Women are twice as likely as their male counterparts to suffer from this form of mental illness, according to the figures, though the numbers may also reflect the fact that men don’t feel as comfortable asking for help.
Another reason why the women’s rate of depression may be twice as high as men’s is that women often suffer from hormonal issues.
Women experience premenstrual syndrome (PMS) to varying degrees and those who suffer severe mood swings, painful ovulation, bloating, water weight gain, and agonizing menses are at a higher risk of becoming depressed than women who do not have PMS.
After a woman gives birth, her hormones may also be out of balance.
It’s common for some women to experience baby blues after becoming a new mother, but some women fall into a deep and increasingly dark mood from which they cannot escape.
This is called postpartum depression and can occur anytime from immediately after giving birth to six months into motherhood. A woman experiencing postpartum depression may not want to hold her child or feel as though she has bonded with her infant in any way.
She may feel guilty about this lack of emotion, which may lead to further despair. A woman who is having these feelings should seek immediate medical help.
Another risk factor for women is miscarriage. Although irrational, a woman may feel to blame somehow for the loss of her baby and thus her risk for emotional disorders is greatly increased.
What’s more, young mothers who stay at home with small children often claim they feel isolated and alone. This loss of a social network or perceived social status can also contribute to depressive episodes.
Perimenopause, menopause and the attendant physical changes that these cause can induce depression in women. Hormonal imbalances, loss of estrogen and the health issues that they raise are all factors for an increased risk of mental illness.

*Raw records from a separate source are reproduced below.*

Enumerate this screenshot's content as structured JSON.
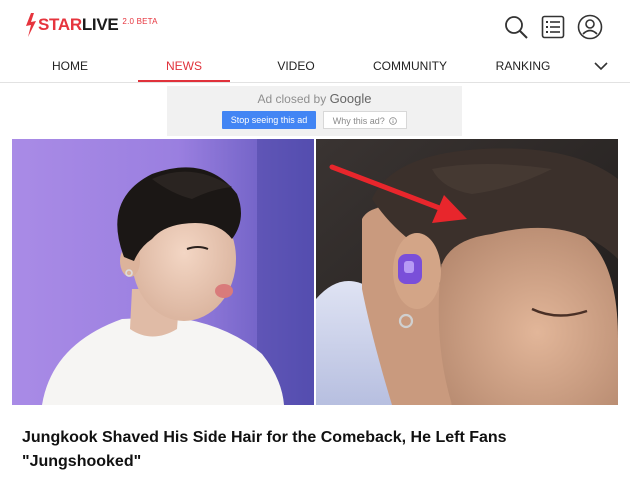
{
  "brand": {
    "star": "STAR",
    "live": "LIVE",
    "badge": "2.0 BETA"
  },
  "header_icons": [
    "search-icon",
    "list-icon",
    "user-icon"
  ],
  "nav": {
    "items": [
      "HOME",
      "NEWS",
      "VIDEO",
      "COMMUNITY",
      "RANKING"
    ],
    "active_index": 1,
    "more_icon": "chevron-down-icon"
  },
  "ad": {
    "closed_by": "Ad closed by",
    "google": "Google",
    "stop_label": "Stop seeing this ad",
    "why_label": "Why this ad?",
    "why_icon": "info-icon"
  },
  "article": {
    "headline": "Jungkook Shaved His Side Hair for the Comeback, He Left Fans \"Jungshooked\""
  },
  "colors": {
    "brand_red": "#e6343d",
    "ad_button_blue": "#4285f4",
    "arrow_red": "#e8262c"
  }
}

Women have an increased sense of guilt, especially during their child-rearing years. Single mothers attempting to balance motherhood and work are under extreme stress and can feel inadequate in both roles.

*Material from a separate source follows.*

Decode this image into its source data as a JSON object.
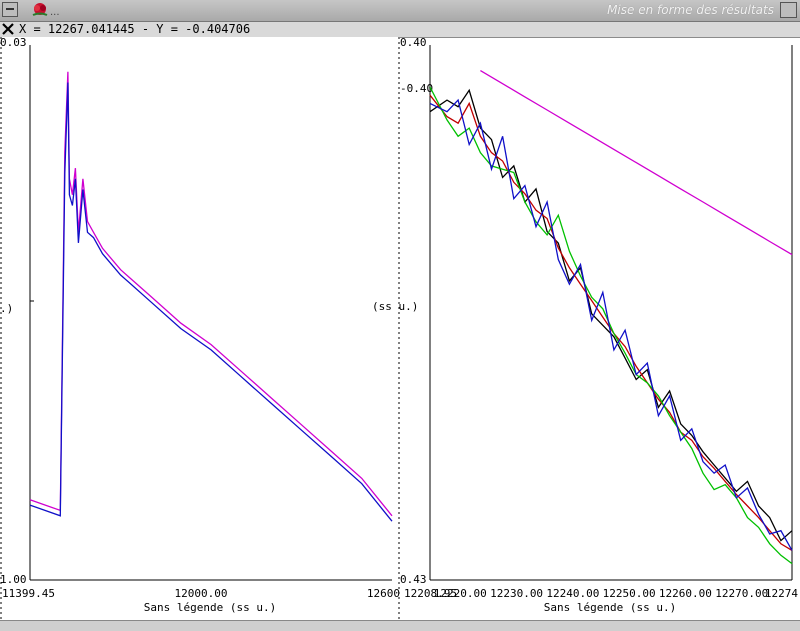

Females are predisposed to depression more so than males, but the good news is that there is help available. Speak to your doctor to get relief from your symptoms.